Pros & Cons of Different Methods You Will Come Across For Transitioning Your Dog To a Raw Diet
This is an area where there are a number of different views, ranging from going 'cold turkey' onto a full range, to only giving chicken, to mixing current and new diet and gradually swapping over.
We have a transitioning method we have formulated ourselves based on experience, the nutritional knowledge we have of canine biology and the inner workings of the dogs body, along with a Qualified Canine Nutrition Consultant, and a Holistic Vet who specialises in Raw Diet.

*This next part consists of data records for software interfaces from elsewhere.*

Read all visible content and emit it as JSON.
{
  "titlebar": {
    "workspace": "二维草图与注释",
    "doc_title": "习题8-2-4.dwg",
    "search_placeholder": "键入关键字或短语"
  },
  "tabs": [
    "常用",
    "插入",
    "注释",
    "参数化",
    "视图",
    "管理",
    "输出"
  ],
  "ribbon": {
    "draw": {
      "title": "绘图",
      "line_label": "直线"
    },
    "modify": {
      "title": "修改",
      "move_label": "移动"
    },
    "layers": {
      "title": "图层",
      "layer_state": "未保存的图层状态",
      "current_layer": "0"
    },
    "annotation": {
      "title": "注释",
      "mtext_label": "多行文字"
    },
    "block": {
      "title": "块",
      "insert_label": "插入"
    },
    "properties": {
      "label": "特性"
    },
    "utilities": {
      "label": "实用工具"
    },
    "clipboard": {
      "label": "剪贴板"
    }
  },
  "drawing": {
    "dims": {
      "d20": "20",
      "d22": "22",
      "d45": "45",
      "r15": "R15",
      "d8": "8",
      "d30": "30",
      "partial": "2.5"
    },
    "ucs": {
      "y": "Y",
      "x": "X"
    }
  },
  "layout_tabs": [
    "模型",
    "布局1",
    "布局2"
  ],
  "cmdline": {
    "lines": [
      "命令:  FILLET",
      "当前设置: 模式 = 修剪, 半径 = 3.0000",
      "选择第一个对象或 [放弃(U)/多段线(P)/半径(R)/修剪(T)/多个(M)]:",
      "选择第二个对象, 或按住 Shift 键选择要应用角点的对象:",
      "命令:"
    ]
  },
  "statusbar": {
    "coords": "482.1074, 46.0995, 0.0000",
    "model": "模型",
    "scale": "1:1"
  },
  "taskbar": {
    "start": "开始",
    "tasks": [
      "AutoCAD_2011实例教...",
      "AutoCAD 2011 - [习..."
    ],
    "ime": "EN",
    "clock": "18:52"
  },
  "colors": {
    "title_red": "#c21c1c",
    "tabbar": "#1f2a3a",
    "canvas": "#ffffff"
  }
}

We do not have our change-over guide on show for all, as we work closely 'with' our customers, so we can tailor individual changeovers to the dog, to safely change your dog over to a raw diet with minimal risk of upset, but you can email us for a copy here:
There are many views, which have unacceptable risk factors, and have clearly been formulated without knowledge of how the body is affected and responds during the process. The following are methods we do not endorse due to risk factors, and so are stating the issues for you to understand the risks. Please contact us for more info to help you safely change your dogs over.
Gradually Mixing Dried & New To Change-Over
If you speak to anyone who is involved in some way with canine nutrition, they will tell you that whenever a dogs diet is changed there is the chance there could be digestive upset, and they would be right.
If they do not know enough about raw-feeding, in the next breath, they would then advise you to make any diet changes gradually, mixing the different diets, gradually decreasing the old one until the dog is totally on the new diet.
If you speak to someone who knows about raw-feeding, has knowledge about canine biology and has experience in helping people change their dogs over, they will tell you never to give bones with dry food as it introduces new risk factors.
1. Stomach acid needs to be at full strength in order to be able to digest raw bone. Cooked diets do not allow stomach acid to be at full strength, thus you can end up with bone not being fully digested, this means risk of perforation and nutrients not being assimilated.
Therefore, if you mix cooked and raw, You create increased risk of undigested bone fragments and any issues that could result from that.
2. Raw diets move through the digestive system within 4-6hrs of being eaten, this, coupled with the fact that at full strength, canine stomach acid is at No.2 on the scale (with Sulphuric acid at No.1), means that bacteria is rarely a problem to a healthy rawfed dog because it does not have time to multiply to an extent where is can cause a problem, and the stomach acid plays its own part in dealing with the bacteria. Because dried foods take so much longer to digest (typically 15hrs) and pass through the digestive system, they keep the raw food back, resulting in bacteria having more time to multiply and cause problems.
3. For some dogs their digestive system is delicate and mixing two totally different diets, will result in upset, usually diarrhrea.
Some, relatively recently, have adopted a 'Chicken-Only' approach to changing a dog over to Raw, this is where they say your dog must
have nothing but plain raw chicken for often 2 or 3 weeks, then you
add in 1 new protein per week until you have them on a full range, giving No offal until at least week 3, maybe even longer.
4. The logic behind this is that it is easier if your dog is only on 1
protein at a time, to know if something doesn't agree with him.
The reasons we will advise people not to follow this way of
changing over are:
1. The longer a dog stays on 1 protein, the more chance they will
become allergic to it, and chicken is one of the top 2 (equal with beef)
in being the protein which causes allergic problems more than any
other, it 'usually' takes longer to become allergic, But all dogs are at different levels of health, and equally, if a dog is intolerant to chicken,
it is soon picked up if they are not only on chicken all the time.
2. Raw food passes through the digestive system within 4-6hrs of eating, unlike dried processed food which take 15hrs, so you can see that it is going to be very easy to tell from meal to meal if something has not agreed with your dog, their digestive systems do not take that long when the raw food moves along it as quickly as it does, to produce 'effects'.
3. With all raw food suppliers, Plain Chicken is always the mince with the highest bone content, and no matter how many times you tell a dog-owner to watch dogs stools closely upon changing over to raw, many still don't realise just how closely they need to watch them, and too many who use this 'chicken-only' method, end up with constipated dogs, which causes the dog unnecessary discomfort and reinforces to any vet who does not like raw, that it is bad, and causes you more unnecessary vet bills.
4. Your dog still needs proper nutrition, even in those first few weeks of a new diet, it is true that balance can be achieved over time, but no-one knows how long a period of time that can be, so to wait 4wks until your dog gets any offal, (see our blog on how much goodness is in Liver: http://www.naturallyhealthydogs.co.uk/blog/2013/02/21/Does-Liver-have-a-place-in-Your-Dogs-Diet-.aspx ) is really not in your dogs best interests, or necessary.
We also do not endorse just feeding Tripe for the first 1-2wks, as your dogs body has work to do in making the adjustment necessary when changing from a cooked/dried diet to raw, and at this time needs full nutrition for support in doing this.